Quintet: The Cases of Chase and Delacroix

Written by Richard A. Lupoff
Review by Eileen Charbonneau

Set in the San Francisco environs of the 1930s, this series of five short stories covers the intrigues of brilliant, stylish, and very polite amateur sleuths Claire Delacroix and her millionaire boss, Akhenaton Beelzebub Chase. They are a perfect pair to solve impossible crimes set forth by police captain Cleland Baxter, who once served with Chase in the Great War.
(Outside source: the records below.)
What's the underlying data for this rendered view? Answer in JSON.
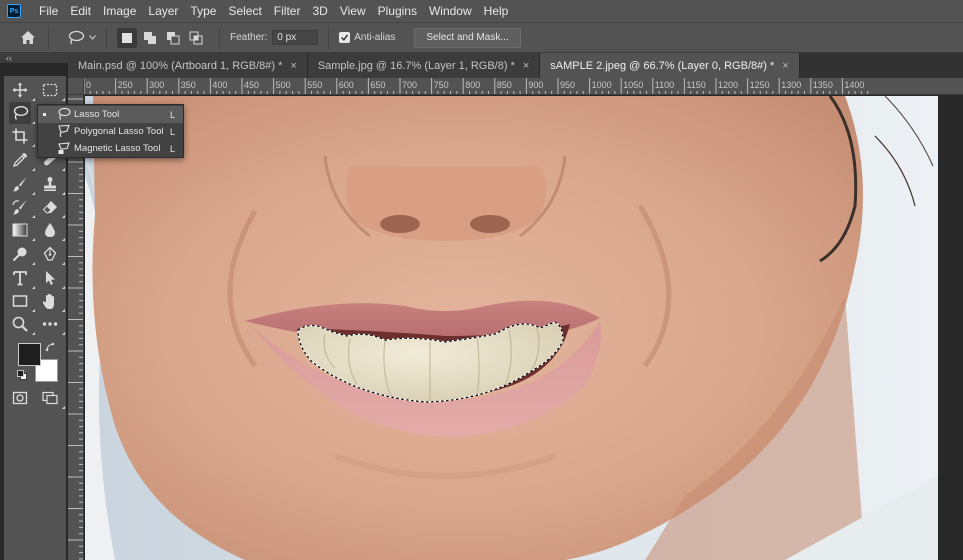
{
  "app": {
    "logo_text": "Ps"
  },
  "menu": [
    "File",
    "Edit",
    "Image",
    "Layer",
    "Type",
    "Select",
    "Filter",
    "3D",
    "View",
    "Plugins",
    "Window",
    "Help"
  ],
  "options": {
    "feather_label": "Feather:",
    "feather_value": "0 px",
    "antialias_label": "Anti-alias",
    "antialias_checked": true,
    "select_mask_label": "Select and Mask..."
  },
  "panel": {
    "collapse_glyph": "‹‹"
  },
  "tabs": [
    {
      "label": "Main.psd @ 100% (Artboard 1, RGB/8#) *",
      "close": "×",
      "active": false
    },
    {
      "label": "Sample.jpg @ 16.7% (Layer 1, RGB/8) *",
      "close": "×",
      "active": false
    },
    {
      "label": "sAMPLE 2.jpeg @ 66.7% (Layer 0, RGB/8#) *",
      "close": "×",
      "active": true
    }
  ],
  "ruler": {
    "h_labels": [
      "0",
      "250",
      "300",
      "350",
      "400",
      "450",
      "500",
      "550",
      "600",
      "650",
      "700",
      "750",
      "800",
      "850",
      "900",
      "950",
      "1000",
      "1050",
      "1100",
      "1150",
      "1200",
      "1250",
      "1300",
      "1350",
      "1400"
    ]
  },
  "flyout": [
    {
      "label": "Lasso Tool",
      "shortcut": "L",
      "selected": true
    },
    {
      "label": "Polygonal Lasso Tool",
      "shortcut": "L",
      "selected": false
    },
    {
      "label": "Magnetic Lasso Tool",
      "shortcut": "L",
      "selected": false
    }
  ],
  "colors": {
    "foreground": "#1e1e1e",
    "background": "#ffffff",
    "ui_dark": "#535353",
    "accent": "#31a8ff"
  }
}
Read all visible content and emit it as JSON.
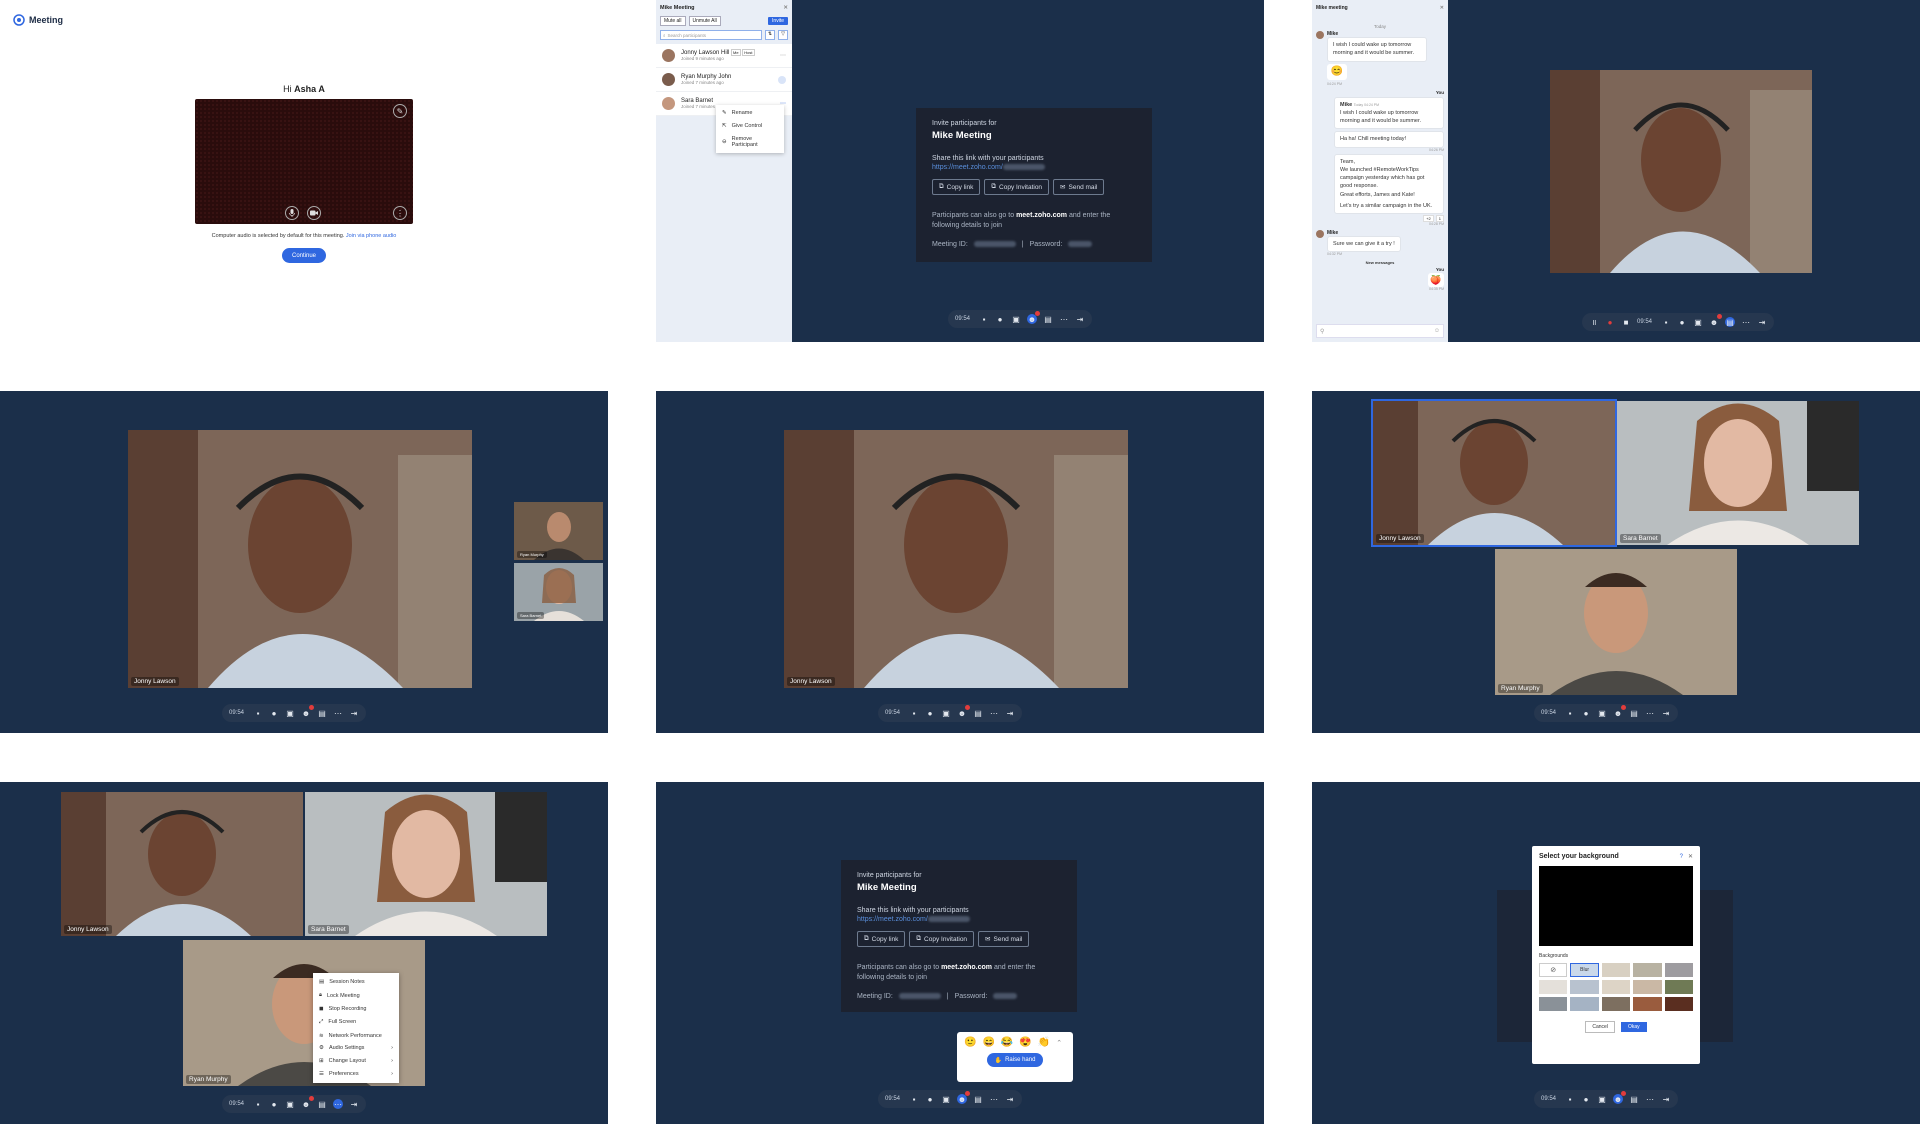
{
  "prejoin": {
    "brand": "Meeting",
    "greeting_prefix": "Hi",
    "user_name": "Asha A",
    "audio_note": "Computer audio is selected by default for this meeting.",
    "phone_link": "Join via phone audio",
    "continue_label": "Continue"
  },
  "participants": {
    "title": "Mike Meeting",
    "mute_all": "Mute all",
    "unmute_all": "Unmute All",
    "invite": "Invite",
    "search_placeholder": "Search participants",
    "list": [
      {
        "name": "Jonny Lawson Hill",
        "sub": "Joined 9 minutes ago",
        "tags": [
          "Me",
          "Host"
        ]
      },
      {
        "name": "Ryan Murphy John",
        "sub": "Joined 7 minutes ago"
      },
      {
        "name": "Sara Barnet",
        "sub": "Joined 7 minutes ago"
      }
    ],
    "menu": [
      "Rename",
      "Give Control",
      "Remove Participant"
    ]
  },
  "invite": {
    "heading": "Invite participants for",
    "meeting": "Mike Meeting",
    "share": "Share this link with your participants",
    "link": "https://meet.zoho.com/",
    "copy_link": "Copy link",
    "copy_invitation": "Copy Invitation",
    "send_mail": "Send mail",
    "also_prefix": "Participants can also go to ",
    "also_site": "meet.zoho.com",
    "also_suffix": " and enter the following details to join",
    "meeting_id": "Meeting ID:",
    "password": "Password:"
  },
  "chat": {
    "title": "Mike meeting",
    "today": "Today",
    "m1_sender": "Mike",
    "m1_text": "I wish I could wake up tomorrow morning and it would be summer.",
    "m1_time": "04:24 PM",
    "you": "You",
    "quote_sender": "Mike",
    "quote_time": "Today 04:24 PM",
    "quote_text": "I wish I could wake up tomorrow morning and it would be summer.",
    "reply1": "Ha ha! Chill meeting today!",
    "reply1_time": "04:26 PM",
    "long_msg": [
      "Team,",
      "We launched #RemoteWorkTips campaign yesterday which has got good response.",
      "Great efforts, James and Kate!",
      "",
      "Let's try a similar campaign in the UK."
    ],
    "long_time": "04:28 PM",
    "reactions": [
      "+2",
      "1"
    ],
    "m2_sender": "Mike",
    "m2_text": "Sure we can give it a try !",
    "m2_time": "04:32 PM",
    "new_messages": "New messages",
    "you2": "You",
    "you2_time": "04:35 PM"
  },
  "toolbar": {
    "time": "09:54"
  },
  "names": {
    "jonny": "Jonny Lawson",
    "ryan": "Ryan Murphy",
    "sara": "Sara Barnet"
  },
  "more_menu": [
    "Session Notes",
    "Lock Meeting",
    "Stop Recording",
    "Full Screen",
    "Network Performance",
    "Audio Settings",
    "Change Layout",
    "Preferences"
  ],
  "reactions": {
    "raise_hand": "Raise hand"
  },
  "background": {
    "title": "Select your background",
    "section": "Backgrounds",
    "blur": "Blur",
    "cancel": "Cancel",
    "okay": "Okay"
  },
  "colors": {
    "navy": "#1b2f4a",
    "accent": "#2f67e0",
    "dark_panel": "#1c2230"
  }
}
Mystery abounds, beginning with the intriguing puzzle of a Hungarian actor found dead in his locked dressing room with vampire-like puncture wounds in his neck. A deep water explorer disappears from his diving suit, as does a fighter plane’s passenger after traveling through a cloud. Both Chase and Delacroix have a penchant for re-enacting the scene of the crime, their many talents in evidence as they do. Delacroix is a medical doctor, pilot, and multi-instrument musician with a weakness for movie magazines and a San Francisco Call reporter (who gets his own bonus story set in 1923), while her partner Chase is a professor, inventor, and autodidact polymath whose parents went down with both the Titanic and the Lusitania, with his wartime gassed lungs as a weakness.

The crimes solved range from a very deadly massacre of even the house servants, to a missing person caught in the act of attending a bar mitzvah. Through it all there are colorful gadgets and gizmos galore, food both delicious and deadly, and a setting that sparkles as brightly as the characters of the well-matched sleuths. Great fun!